The essay examines a certain shift in the politics of the body/corpse as an outcome of
the “new” war. Perspectives on suicide-attack-induced trauma are compared via an
analysis of the 2003 Israeli documentary No. 17 (representing here an entire corpus);
video recordings taken of suicide bombers before their missions; and the Palestinian
narrative film Paradise Now (2005). Among the interrelated issues discussed are the
ethics of the gaze; the phenomenology of suicide attacks; our willingness to become
contaminated by the corpse as indicating our willingness to accept the other; and the
distinction between discourses oriented towards the other and those which preclude
such orientation. By proposing the body/corpse relationship as the basis for a new
“materialistic” discourse, the essay contests the predominance of “memory discourse”
in trauma studies.

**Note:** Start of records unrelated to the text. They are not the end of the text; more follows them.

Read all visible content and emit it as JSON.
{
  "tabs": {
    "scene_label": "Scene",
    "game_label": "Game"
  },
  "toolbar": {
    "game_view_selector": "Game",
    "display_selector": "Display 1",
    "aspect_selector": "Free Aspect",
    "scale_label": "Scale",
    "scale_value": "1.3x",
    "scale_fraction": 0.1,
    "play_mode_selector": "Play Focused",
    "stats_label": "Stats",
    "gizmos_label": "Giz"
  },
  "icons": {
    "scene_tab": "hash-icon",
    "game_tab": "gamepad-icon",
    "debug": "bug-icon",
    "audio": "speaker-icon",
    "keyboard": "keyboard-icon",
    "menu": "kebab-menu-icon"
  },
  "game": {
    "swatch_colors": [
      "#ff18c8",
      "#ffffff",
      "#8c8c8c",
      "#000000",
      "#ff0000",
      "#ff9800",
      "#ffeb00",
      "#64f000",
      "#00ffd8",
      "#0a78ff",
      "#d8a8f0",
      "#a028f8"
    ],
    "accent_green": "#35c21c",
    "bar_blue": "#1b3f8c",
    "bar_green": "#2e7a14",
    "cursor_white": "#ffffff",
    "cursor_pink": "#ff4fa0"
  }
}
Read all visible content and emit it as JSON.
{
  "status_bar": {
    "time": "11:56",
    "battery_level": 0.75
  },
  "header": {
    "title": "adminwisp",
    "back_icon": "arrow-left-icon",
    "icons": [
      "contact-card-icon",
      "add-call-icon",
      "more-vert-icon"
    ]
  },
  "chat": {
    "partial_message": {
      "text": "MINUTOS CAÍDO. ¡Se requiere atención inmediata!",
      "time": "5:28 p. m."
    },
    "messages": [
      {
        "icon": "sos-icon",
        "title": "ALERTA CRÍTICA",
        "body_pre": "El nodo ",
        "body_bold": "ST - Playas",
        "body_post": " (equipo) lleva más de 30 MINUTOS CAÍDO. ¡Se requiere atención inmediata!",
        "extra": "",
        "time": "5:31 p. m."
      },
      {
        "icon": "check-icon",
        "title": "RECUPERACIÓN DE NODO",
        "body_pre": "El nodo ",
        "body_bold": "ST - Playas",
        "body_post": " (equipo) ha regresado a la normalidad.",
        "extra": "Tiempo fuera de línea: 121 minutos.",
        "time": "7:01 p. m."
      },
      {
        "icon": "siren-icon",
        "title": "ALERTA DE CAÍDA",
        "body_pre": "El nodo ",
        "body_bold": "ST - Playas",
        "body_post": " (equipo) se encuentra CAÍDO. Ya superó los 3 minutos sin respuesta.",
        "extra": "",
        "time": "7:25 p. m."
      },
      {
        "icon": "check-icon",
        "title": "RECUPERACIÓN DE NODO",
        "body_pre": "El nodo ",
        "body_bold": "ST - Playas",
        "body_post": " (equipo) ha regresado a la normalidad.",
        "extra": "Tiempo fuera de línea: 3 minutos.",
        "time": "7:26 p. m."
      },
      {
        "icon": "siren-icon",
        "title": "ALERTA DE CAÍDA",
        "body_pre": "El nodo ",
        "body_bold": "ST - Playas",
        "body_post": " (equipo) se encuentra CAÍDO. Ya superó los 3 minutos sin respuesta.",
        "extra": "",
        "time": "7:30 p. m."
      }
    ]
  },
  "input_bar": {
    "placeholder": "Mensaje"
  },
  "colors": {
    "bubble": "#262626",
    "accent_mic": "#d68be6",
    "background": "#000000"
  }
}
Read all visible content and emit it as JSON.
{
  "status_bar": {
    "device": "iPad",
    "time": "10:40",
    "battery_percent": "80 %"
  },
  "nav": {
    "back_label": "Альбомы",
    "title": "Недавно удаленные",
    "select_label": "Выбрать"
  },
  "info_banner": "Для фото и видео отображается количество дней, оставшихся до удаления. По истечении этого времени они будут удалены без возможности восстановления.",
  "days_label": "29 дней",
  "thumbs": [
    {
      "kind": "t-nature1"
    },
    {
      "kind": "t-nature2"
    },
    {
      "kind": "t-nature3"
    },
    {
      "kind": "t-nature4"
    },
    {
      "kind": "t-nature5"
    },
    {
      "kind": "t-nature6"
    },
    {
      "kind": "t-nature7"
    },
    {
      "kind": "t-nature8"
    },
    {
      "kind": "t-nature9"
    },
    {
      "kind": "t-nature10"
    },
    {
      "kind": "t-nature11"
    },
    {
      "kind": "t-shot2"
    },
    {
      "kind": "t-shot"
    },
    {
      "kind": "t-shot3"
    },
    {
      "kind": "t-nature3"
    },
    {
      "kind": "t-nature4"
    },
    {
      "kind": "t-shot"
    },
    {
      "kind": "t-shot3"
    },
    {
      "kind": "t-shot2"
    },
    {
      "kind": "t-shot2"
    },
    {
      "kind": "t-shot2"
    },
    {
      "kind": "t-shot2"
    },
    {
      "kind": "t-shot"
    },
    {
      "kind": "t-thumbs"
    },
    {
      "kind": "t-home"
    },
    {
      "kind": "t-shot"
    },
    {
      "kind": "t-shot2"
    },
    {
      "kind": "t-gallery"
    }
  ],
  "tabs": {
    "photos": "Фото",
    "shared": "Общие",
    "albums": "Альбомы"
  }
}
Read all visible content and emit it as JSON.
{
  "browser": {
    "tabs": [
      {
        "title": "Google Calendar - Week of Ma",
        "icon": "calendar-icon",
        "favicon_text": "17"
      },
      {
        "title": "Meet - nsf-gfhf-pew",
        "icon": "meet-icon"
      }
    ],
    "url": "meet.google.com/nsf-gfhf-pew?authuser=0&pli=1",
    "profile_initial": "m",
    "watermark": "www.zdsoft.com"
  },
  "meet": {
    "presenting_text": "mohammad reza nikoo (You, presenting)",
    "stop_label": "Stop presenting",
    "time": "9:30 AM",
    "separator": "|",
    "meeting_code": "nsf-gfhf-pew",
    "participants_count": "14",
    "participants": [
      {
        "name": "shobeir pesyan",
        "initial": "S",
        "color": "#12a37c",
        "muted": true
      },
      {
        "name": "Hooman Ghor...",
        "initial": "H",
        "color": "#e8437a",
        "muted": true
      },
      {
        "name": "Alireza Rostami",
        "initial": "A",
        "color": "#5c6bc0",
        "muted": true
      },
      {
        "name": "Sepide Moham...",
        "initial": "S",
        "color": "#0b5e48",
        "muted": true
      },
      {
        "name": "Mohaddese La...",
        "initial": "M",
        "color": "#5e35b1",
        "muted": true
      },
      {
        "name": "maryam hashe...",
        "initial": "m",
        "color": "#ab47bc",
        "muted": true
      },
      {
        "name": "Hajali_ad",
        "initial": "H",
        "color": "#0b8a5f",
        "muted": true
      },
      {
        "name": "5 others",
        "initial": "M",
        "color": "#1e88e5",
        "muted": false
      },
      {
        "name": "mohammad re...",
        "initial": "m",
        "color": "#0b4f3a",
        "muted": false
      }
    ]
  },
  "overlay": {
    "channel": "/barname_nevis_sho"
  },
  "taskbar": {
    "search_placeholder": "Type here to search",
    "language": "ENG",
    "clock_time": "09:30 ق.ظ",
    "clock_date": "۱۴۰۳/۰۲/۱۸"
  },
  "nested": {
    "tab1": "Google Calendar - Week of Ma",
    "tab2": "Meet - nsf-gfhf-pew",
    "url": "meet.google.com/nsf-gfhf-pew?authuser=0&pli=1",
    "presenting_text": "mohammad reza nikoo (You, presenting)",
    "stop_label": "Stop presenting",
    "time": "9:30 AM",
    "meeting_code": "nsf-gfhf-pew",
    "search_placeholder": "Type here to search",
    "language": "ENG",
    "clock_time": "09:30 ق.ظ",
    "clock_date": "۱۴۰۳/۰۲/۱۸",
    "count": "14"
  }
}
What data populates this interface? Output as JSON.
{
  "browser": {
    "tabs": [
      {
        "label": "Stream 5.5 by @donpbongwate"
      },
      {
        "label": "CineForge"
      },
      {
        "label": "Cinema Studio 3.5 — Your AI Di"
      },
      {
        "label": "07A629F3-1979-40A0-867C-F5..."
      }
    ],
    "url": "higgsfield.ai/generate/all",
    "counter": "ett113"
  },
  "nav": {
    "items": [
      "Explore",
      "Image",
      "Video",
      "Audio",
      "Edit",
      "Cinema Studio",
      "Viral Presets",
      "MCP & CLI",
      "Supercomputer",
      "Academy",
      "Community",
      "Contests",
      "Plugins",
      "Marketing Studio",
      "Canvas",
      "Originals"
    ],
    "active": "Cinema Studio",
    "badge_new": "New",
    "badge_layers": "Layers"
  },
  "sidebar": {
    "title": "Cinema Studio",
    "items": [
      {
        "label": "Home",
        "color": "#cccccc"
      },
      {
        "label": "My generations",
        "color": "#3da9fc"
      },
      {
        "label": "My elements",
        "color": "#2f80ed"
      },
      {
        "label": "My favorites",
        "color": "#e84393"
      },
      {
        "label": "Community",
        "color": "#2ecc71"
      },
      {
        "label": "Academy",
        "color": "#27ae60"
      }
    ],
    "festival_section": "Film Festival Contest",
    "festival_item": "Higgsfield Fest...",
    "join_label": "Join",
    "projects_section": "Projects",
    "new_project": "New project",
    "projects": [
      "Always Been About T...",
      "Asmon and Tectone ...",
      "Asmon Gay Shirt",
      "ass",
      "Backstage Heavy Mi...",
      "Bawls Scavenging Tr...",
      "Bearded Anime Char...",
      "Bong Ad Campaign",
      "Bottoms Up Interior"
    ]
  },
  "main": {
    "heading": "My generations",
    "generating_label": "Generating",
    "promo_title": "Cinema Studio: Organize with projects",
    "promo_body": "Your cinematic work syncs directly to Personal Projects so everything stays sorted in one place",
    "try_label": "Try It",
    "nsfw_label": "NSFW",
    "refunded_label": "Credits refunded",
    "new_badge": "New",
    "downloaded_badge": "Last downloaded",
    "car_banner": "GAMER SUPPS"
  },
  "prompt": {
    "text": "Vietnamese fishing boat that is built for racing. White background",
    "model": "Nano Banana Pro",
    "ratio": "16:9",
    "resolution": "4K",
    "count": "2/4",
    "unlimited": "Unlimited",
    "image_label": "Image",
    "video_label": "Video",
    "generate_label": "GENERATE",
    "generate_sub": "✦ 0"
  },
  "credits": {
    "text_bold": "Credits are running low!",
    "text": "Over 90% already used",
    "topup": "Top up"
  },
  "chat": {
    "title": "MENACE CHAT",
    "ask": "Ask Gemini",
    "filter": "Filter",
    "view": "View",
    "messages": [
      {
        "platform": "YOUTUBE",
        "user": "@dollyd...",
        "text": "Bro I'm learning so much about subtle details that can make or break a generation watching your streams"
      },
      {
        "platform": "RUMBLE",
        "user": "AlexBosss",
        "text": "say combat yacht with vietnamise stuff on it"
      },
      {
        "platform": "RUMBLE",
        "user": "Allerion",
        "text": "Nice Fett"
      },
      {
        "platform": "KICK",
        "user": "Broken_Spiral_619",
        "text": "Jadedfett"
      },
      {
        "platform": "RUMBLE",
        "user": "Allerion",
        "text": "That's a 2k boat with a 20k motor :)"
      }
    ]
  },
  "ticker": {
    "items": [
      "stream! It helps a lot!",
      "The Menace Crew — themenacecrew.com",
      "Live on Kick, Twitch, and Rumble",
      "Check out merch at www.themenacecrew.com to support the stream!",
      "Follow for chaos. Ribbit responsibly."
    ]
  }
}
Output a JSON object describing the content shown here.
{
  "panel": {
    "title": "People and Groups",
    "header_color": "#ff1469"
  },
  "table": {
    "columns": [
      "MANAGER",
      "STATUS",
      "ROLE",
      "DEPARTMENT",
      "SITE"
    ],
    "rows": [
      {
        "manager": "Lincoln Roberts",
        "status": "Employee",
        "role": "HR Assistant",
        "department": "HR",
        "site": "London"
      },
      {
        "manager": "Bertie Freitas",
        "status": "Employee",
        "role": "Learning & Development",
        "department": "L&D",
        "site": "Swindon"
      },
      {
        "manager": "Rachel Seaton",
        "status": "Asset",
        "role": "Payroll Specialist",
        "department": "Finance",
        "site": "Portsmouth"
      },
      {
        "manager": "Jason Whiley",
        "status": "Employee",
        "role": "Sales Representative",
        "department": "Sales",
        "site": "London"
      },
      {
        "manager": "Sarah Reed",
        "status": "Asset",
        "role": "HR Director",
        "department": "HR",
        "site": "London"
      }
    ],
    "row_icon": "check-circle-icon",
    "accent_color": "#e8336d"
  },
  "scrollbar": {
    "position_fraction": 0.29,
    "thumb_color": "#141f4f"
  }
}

Morag, Raya (2013) "Abjection, Ethics, and Otherness: Israeli Documentary Cinema in the Age of the Second Intifada," Mikan 13 October: 5-30. (Hebrew).